- Task -
Exactly and in full, give the records again.
*** Data extracts ***
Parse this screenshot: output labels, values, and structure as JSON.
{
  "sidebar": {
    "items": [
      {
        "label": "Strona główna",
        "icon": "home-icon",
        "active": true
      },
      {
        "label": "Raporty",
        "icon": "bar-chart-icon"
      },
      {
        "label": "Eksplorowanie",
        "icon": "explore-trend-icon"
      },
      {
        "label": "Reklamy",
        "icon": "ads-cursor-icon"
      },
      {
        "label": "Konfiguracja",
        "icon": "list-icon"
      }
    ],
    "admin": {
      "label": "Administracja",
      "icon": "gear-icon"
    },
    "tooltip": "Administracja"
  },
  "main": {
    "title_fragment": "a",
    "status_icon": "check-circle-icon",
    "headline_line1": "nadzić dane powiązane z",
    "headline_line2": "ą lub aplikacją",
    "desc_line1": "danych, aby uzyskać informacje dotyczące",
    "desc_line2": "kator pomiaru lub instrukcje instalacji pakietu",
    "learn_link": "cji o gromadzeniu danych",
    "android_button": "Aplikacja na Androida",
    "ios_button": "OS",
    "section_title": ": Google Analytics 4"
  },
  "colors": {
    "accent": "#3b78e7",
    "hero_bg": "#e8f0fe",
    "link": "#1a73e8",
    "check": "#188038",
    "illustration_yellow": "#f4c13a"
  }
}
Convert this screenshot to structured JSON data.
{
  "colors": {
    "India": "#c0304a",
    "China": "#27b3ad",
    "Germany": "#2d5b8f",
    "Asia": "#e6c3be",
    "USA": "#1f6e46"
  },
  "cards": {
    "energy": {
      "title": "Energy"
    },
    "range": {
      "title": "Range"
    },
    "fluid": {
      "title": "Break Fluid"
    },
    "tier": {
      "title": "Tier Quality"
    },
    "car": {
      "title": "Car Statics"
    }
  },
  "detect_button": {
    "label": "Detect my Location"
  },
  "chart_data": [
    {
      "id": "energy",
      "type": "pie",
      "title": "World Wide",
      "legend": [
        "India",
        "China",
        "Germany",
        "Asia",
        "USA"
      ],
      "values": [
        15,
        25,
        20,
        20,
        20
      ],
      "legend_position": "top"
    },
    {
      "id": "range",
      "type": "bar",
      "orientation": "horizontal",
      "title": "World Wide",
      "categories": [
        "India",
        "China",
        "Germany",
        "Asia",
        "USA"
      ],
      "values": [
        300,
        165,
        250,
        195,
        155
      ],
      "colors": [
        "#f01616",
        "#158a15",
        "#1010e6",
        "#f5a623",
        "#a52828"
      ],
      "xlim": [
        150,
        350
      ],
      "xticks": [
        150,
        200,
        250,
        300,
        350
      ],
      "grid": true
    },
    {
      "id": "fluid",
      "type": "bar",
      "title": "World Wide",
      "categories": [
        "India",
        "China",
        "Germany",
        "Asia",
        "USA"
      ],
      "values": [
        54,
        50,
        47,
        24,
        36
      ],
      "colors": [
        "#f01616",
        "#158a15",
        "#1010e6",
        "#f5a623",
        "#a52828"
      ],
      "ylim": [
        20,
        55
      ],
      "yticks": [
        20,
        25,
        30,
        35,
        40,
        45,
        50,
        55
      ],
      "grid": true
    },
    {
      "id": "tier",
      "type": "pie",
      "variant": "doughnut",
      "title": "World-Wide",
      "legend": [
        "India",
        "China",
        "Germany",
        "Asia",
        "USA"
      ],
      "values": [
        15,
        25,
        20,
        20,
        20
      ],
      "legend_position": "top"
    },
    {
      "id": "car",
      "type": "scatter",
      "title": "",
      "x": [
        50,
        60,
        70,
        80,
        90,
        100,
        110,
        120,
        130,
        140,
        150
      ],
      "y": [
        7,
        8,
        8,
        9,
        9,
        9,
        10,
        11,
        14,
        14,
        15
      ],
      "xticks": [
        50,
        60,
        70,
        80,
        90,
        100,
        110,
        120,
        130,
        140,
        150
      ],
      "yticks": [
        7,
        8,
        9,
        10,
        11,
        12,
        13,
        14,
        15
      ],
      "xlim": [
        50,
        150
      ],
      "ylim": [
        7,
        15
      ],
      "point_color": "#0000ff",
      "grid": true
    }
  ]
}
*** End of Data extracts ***
- Exercise response -
Parse this screenshot: output labels, values, and structure as JSON.
{
  "sidebar": {
    "items": [
      {
        "label": "Strona główna",
        "icon": "home-icon",
        "active": true
      },
      {
        "label": "Raporty",
        "icon": "bar-chart-icon"
      },
      {
        "label": "Eksplorowanie",
        "icon": "explore-trend-icon"
      },
      {
        "label": "Reklamy",
        "icon": "ads-cursor-icon"
      },
      {
        "label": "Konfiguracja",
        "icon": "list-icon"
      }
    ],
    "admin": {
      "label": "Administracja",
      "icon": "gear-icon"
    },
    "tooltip": "Administracja"
  },
  "main": {
    "title_fragment": "a",
    "status_icon": "check-circle-icon",
    "headline_line1": "nadzić dane powiązane z",
    "headline_line2": "ą lub aplikacją",
    "desc_line1": "danych, aby uzyskać informacje dotyczące",
    "desc_line2": "kator pomiaru lub instrukcje instalacji pakietu",
    "learn_link": "cji o gromadzeniu danych",
    "android_button": "Aplikacja na Androida",
    "ios_button": "OS",
    "section_title": ": Google Analytics 4"
  },
  "colors": {
    "accent": "#3b78e7",
    "hero_bg": "#e8f0fe",
    "link": "#1a73e8",
    "check": "#188038",
    "illustration_yellow": "#f4c13a"
  }
}
Convert this screenshot to structured JSON data.
{
  "colors": {
    "India": "#c0304a",
    "China": "#27b3ad",
    "Germany": "#2d5b8f",
    "Asia": "#e6c3be",
    "USA": "#1f6e46"
  },
  "cards": {
    "energy": {
      "title": "Energy"
    },
    "range": {
      "title": "Range"
    },
    "fluid": {
      "title": "Break Fluid"
    },
    "tier": {
      "title": "Tier Quality"
    },
    "car": {
      "title": "Car Statics"
    }
  },
  "detect_button": {
    "label": "Detect my Location"
  },
  "chart_data": [
    {
      "id": "energy",
      "type": "pie",
      "title": "World Wide",
      "legend": [
        "India",
        "China",
        "Germany",
        "Asia",
        "USA"
      ],
      "values": [
        15,
        25,
        20,
        20,
        20
      ],
      "legend_position": "top"
    },
    {
      "id": "range",
      "type": "bar",
      "orientation": "horizontal",
      "title": "World Wide",
      "categories": [
        "India",
        "China",
        "Germany",
        "Asia",
        "USA"
      ],
      "values": [
        300,
        165,
        250,
        195,
        155
      ],
      "colors": [
        "#f01616",
        "#158a15",
        "#1010e6",
        "#f5a623",
        "#a52828"
      ],
      "xlim": [
        150,
        350
      ],
      "xticks": [
        150,
        200,
        250,
        300,
        350
      ],
      "grid": true
    },
    {
      "id": "fluid",
      "type": "bar",
      "title": "World Wide",
      "categories": [
        "India",
        "China",
        "Germany",
        "Asia",
        "USA"
      ],
      "values": [
        54,
        50,
        47,
        24,
        36
      ],
      "colors": [
        "#f01616",
        "#158a15",
        "#1010e6",
        "#f5a623",
        "#a52828"
      ],
      "ylim": [
        20,
        55
      ],
      "yticks": [
        20,
        25,
        30,
        35,
        40,
        45,
        50,
        55
      ],
      "grid": true
    },
    {
      "id": "tier",
      "type": "pie",
      "variant": "doughnut",
      "title": "World-Wide",
      "legend": [
        "India",
        "China",
        "Germany",
        "Asia",
        "USA"
      ],
      "values": [
        15,
        25,
        20,
        20,
        20
      ],
      "legend_position": "top"
    },
    {
      "id": "car",
      "type": "scatter",
      "title": "",
      "x": [
        50,
        60,
        70,
        80,
        90,
        100,
        110,
        120,
        130,
        140,
        150
      ],
      "y": [
        7,
        8,
        8,
        9,
        9,
        9,
        10,
        11,
        14,
        14,
        15
      ],
      "xticks": [
        50,
        60,
        70,
        80,
        90,
        100,
        110,
        120,
        130,
        140,
        150
      ],
      "yticks": [
        7,
        8,
        9,
        10,
        11,
        12,
        13,
        14,
        15
      ],
      "xlim": [
        50,
        150
      ],
      "ylim": [
        7,
        15
      ],
      "point_color": "#0000ff",
      "grid": true
    }
  ]
}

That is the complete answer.